___ Given data ___

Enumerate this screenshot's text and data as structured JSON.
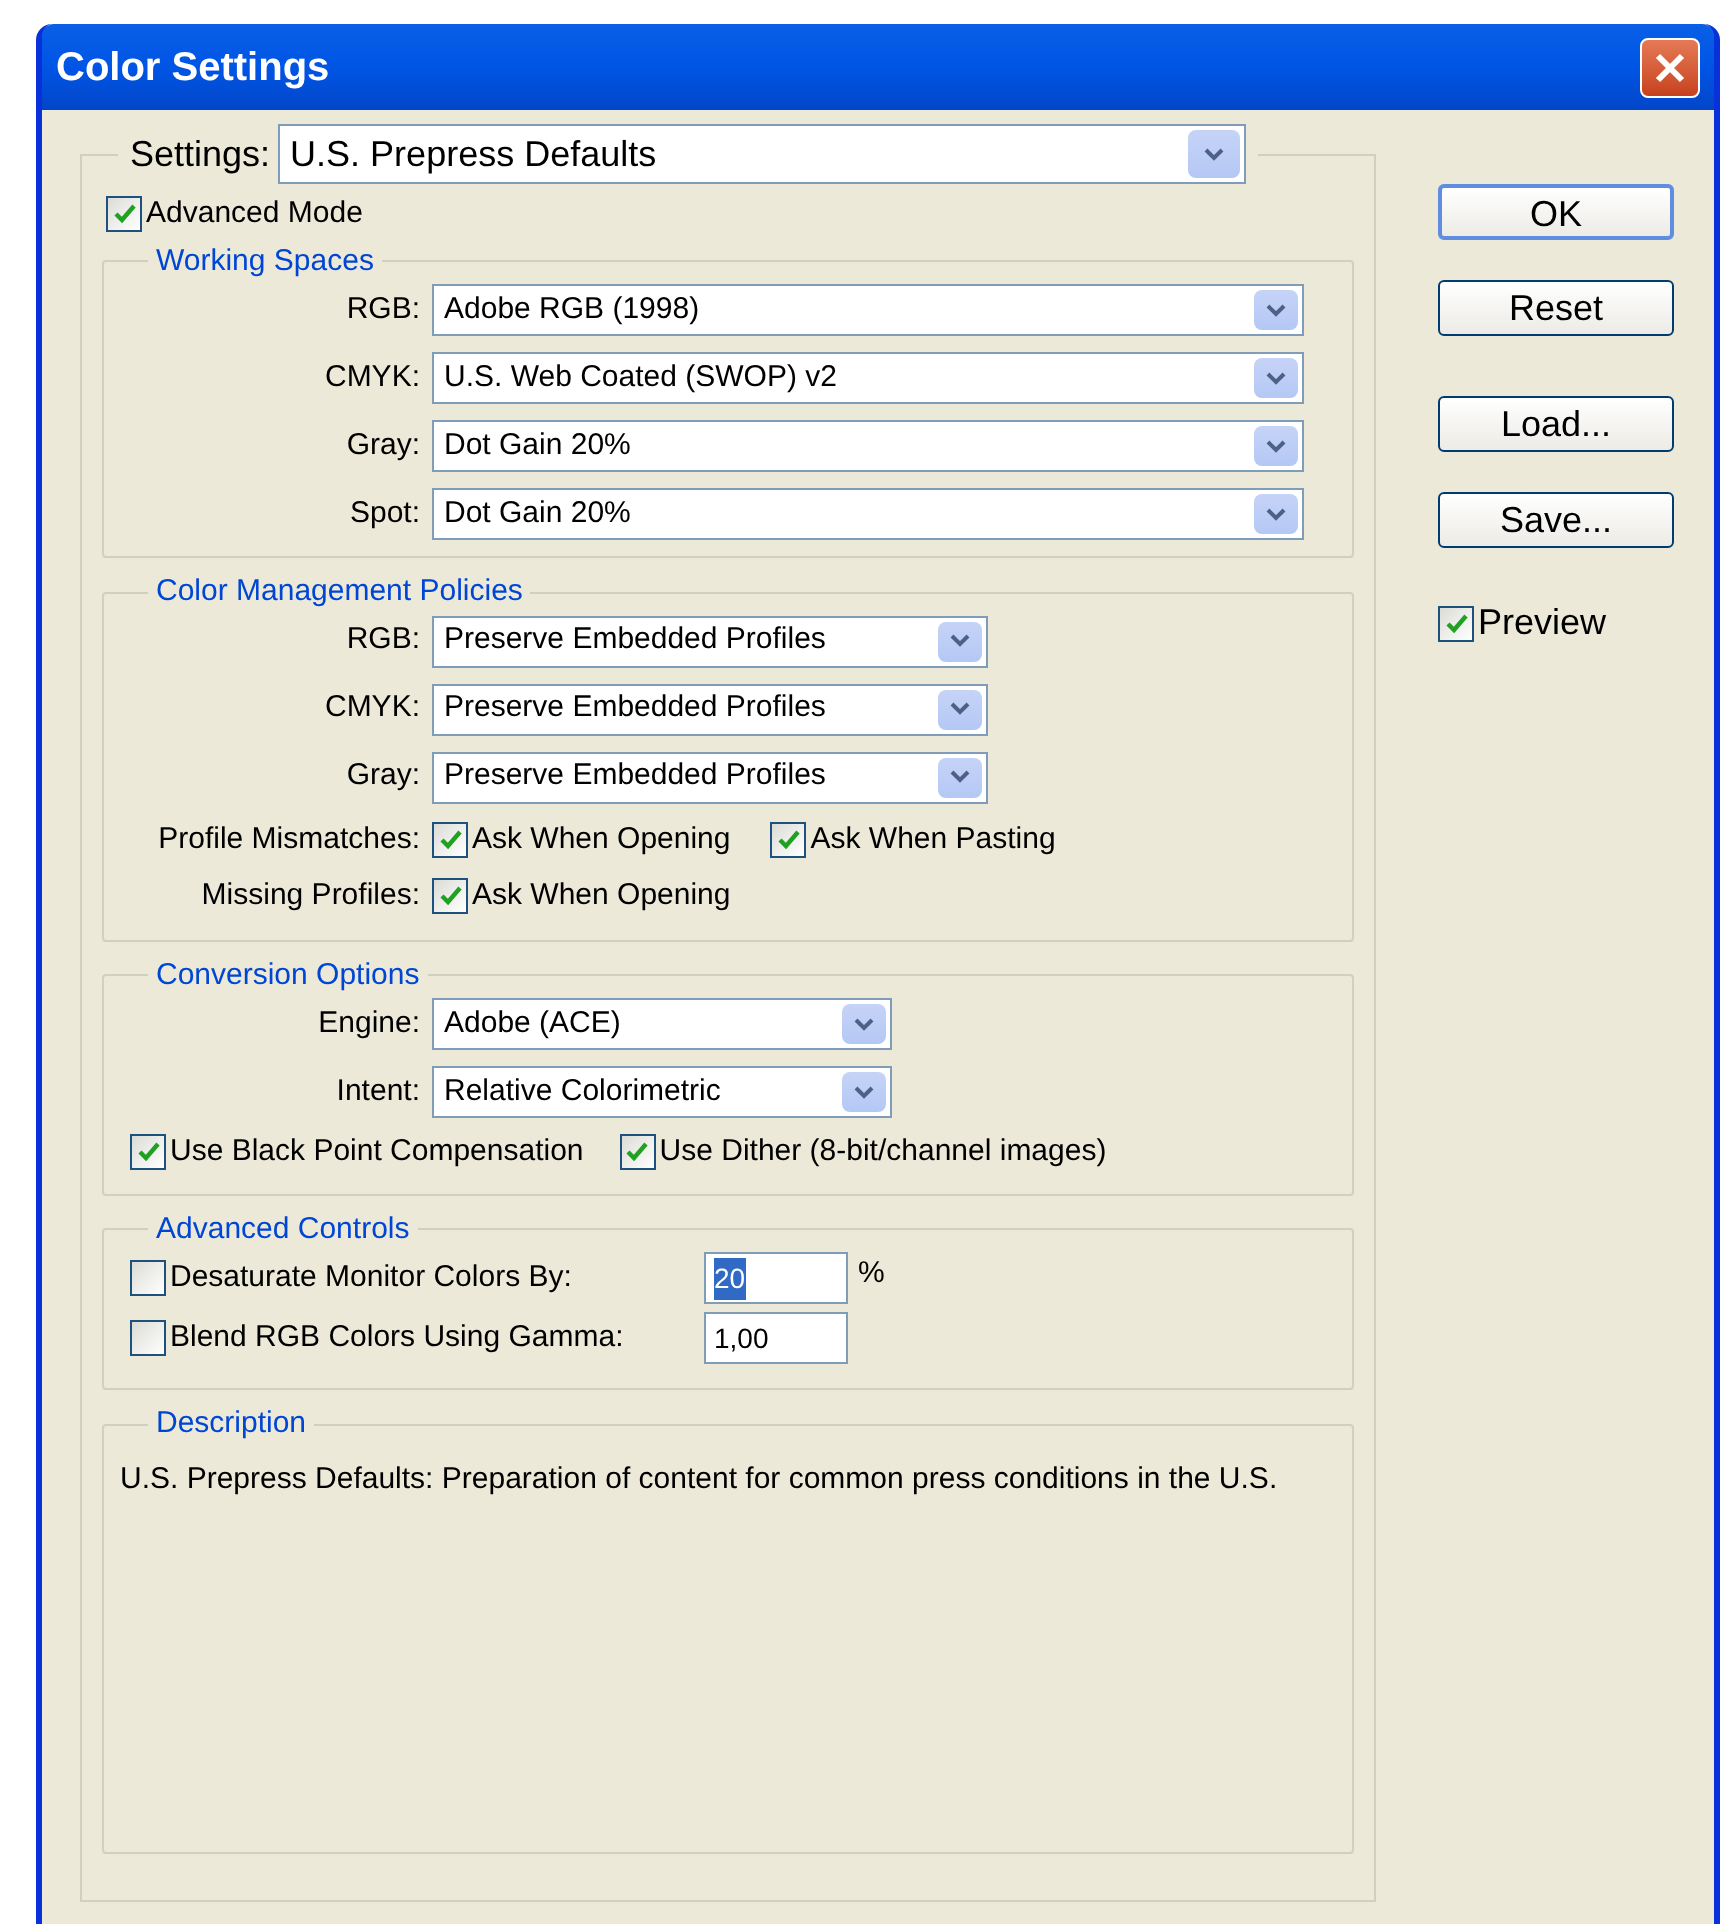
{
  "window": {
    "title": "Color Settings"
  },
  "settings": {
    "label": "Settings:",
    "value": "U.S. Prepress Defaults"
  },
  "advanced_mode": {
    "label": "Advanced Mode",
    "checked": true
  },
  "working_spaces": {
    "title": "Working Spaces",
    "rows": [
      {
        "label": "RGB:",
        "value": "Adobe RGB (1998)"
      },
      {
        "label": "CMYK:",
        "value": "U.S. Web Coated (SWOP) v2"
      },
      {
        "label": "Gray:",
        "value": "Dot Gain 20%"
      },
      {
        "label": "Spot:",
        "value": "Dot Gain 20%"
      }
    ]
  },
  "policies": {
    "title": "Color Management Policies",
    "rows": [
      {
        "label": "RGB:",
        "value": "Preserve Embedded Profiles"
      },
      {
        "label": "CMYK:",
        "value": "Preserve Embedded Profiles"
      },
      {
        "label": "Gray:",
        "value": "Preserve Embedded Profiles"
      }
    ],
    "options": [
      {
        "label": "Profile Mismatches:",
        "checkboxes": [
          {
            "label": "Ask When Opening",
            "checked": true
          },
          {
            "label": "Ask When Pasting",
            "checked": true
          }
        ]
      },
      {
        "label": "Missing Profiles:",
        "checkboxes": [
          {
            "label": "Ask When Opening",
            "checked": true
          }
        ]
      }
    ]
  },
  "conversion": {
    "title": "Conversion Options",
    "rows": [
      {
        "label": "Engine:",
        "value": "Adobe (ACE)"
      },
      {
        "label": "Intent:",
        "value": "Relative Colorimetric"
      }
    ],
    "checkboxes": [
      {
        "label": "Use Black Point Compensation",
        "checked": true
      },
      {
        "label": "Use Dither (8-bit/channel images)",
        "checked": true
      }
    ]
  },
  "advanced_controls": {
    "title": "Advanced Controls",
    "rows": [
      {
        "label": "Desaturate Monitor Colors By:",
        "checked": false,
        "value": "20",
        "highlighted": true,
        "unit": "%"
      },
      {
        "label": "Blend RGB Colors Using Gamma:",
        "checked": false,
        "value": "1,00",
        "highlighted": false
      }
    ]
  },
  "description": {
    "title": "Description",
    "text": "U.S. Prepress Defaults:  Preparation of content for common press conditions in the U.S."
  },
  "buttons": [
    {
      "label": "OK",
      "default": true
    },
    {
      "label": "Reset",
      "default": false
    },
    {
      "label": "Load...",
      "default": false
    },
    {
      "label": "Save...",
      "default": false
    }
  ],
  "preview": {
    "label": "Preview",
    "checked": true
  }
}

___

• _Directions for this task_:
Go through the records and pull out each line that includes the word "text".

• _The completed task_:
Enumerate this screenshot's text and data as structured JSON.
    "text": "U.S. Prepress Defaults:  Preparation of content for common press conditions in the U.S."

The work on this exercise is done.